The moral of the story is to be careful what you buy when you first start collecting. Like most hobbies, buy what you like, not what you think other people like. Don't assume every project watch is a diamond in the rough. Sometimes buying an already-restored watch is the more prudent path to building a nice collection.
With all that said, I recently purchased a project watch for about 2X the cost of my typical project. I bought it from a fellow collector and I figured if someone outbid me then he would make more money and I wouldn't overpay. I ended up winning it - but I was okay with that because it was...
- In a nice case
- with a nice glass crystal
- with a new genuine lizard strap
- with a nicely refinished dial
In other words, I just needed to overhaul it.
The model is a 1957 Cullen. It was produced through 1960. Originally it came on a strap or a bracelet.
By 1960 the strap option was removed and it was a bracelet-only model.
The Cullen was a mid-grade watch in Hamilton's line up. It came with a 10K gold filled bezel and a stainless back. The dial is sterling silver with a butler finish and featured solid 14K gold numerals and dots.
Tucked inside the case is Hamilton's flagship movement, the 22 jewel 12/0 sized 770 grade.
As received, the Cullen reminds me a little of another model from the 1940's called the Dyson. However the Cullen features lines that radiate out of the center of the dial. It's also a little larger than the Dyson.
The stainless steel back is unengraved and looks almost new with a brushed finish. Stainless steel is a great choice for watch cases because it is really tough.
The only distraction on this watch is the crown. It is well worn and will need to be replaced.
The seller listed it as needing to be serviced and I can tell from the timer that it's running several minutes fast per day. The watch is very easy to set, too easy, as there is no resistance whatsoever when turning the crown. I wouldn't be surprised if the watch appears to run slow because the cannon pinion slips. In other words, this watch needs some help.
The dial is a refinish. I can tell this from three things... first, there's a tiny notch on the edge by the 3 marker (you can't really see it in the photo). Second, the line going through the 7 marker isn't perfectly aligned with the marker - but it's close. Third, the finish on the dial looks like a recently refinished dial.
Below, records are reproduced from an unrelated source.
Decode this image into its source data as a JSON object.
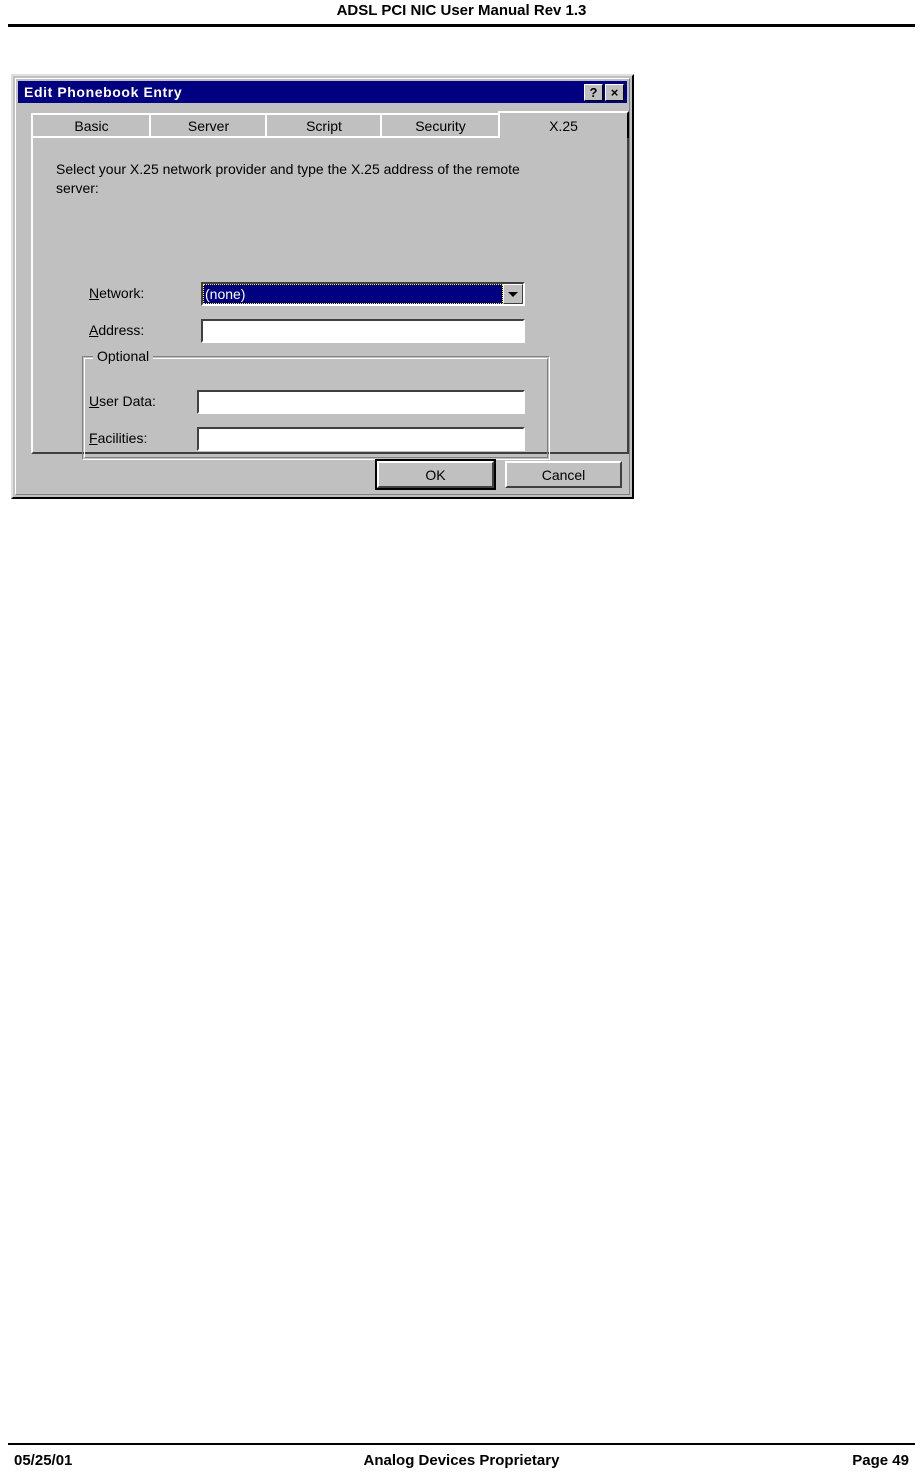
{
  "page": {
    "header_title": "ADSL PCI NIC User Manual Rev 1.3",
    "footer_date": "05/25/01",
    "footer_center": "Analog Devices Proprietary",
    "footer_page": "Page 49"
  },
  "dialog": {
    "title": "Edit Phonebook Entry",
    "help_button": "?",
    "close_button": "×",
    "tabs": [
      {
        "label": "Basic",
        "active": false
      },
      {
        "label": "Server",
        "active": false
      },
      {
        "label": "Script",
        "active": false
      },
      {
        "label": "Security",
        "active": false
      },
      {
        "label": "X.25",
        "active": true
      }
    ],
    "instruction": "Select your X.25 network provider and type the X.25 address of the remote server:",
    "fields": {
      "network": {
        "label_prefix": "N",
        "label_rest": "etwork:",
        "value": "(none)",
        "selected": true,
        "dropdown_icon": "chevron-down-icon"
      },
      "address": {
        "label_prefix": "A",
        "label_rest": "ddress:",
        "value": "",
        "placeholder": ""
      },
      "user_data": {
        "label_prefix": "U",
        "label_rest": "ser Data:",
        "value": "",
        "placeholder": ""
      },
      "facilities": {
        "label_prefix": "F",
        "label_rest": "acilities:",
        "value": "",
        "placeholder": ""
      }
    },
    "optional_group_label": "Optional",
    "buttons": {
      "ok": "OK",
      "cancel": "Cancel"
    },
    "colors": {
      "titlebar": "#000080",
      "face": "#c0c0c0",
      "selection": "#000080",
      "focus_outline": "#ffff00"
    }
  }
}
The 770 is a fine movement and easy to work on. It will be interesting to see what an overhaul does for it.
Everything is disassembled, cleaned and dried before being reassembled with fresh lubricants.
It's the moment of truth - time to put the balance back on.
Success... still running a little fast but I can tweak the regulator slightly to slow it down a smidgen.
From there it's just a matter of putting the dial and hands back on but I still had to tighten the cannon pinion and fit a new crown.
My finished project watch looks pretty much the same as it did when I received it. However it's now running as well as it looks and the new crown completes the restoration.
As you can see, the new crown is much nicer than the previous version.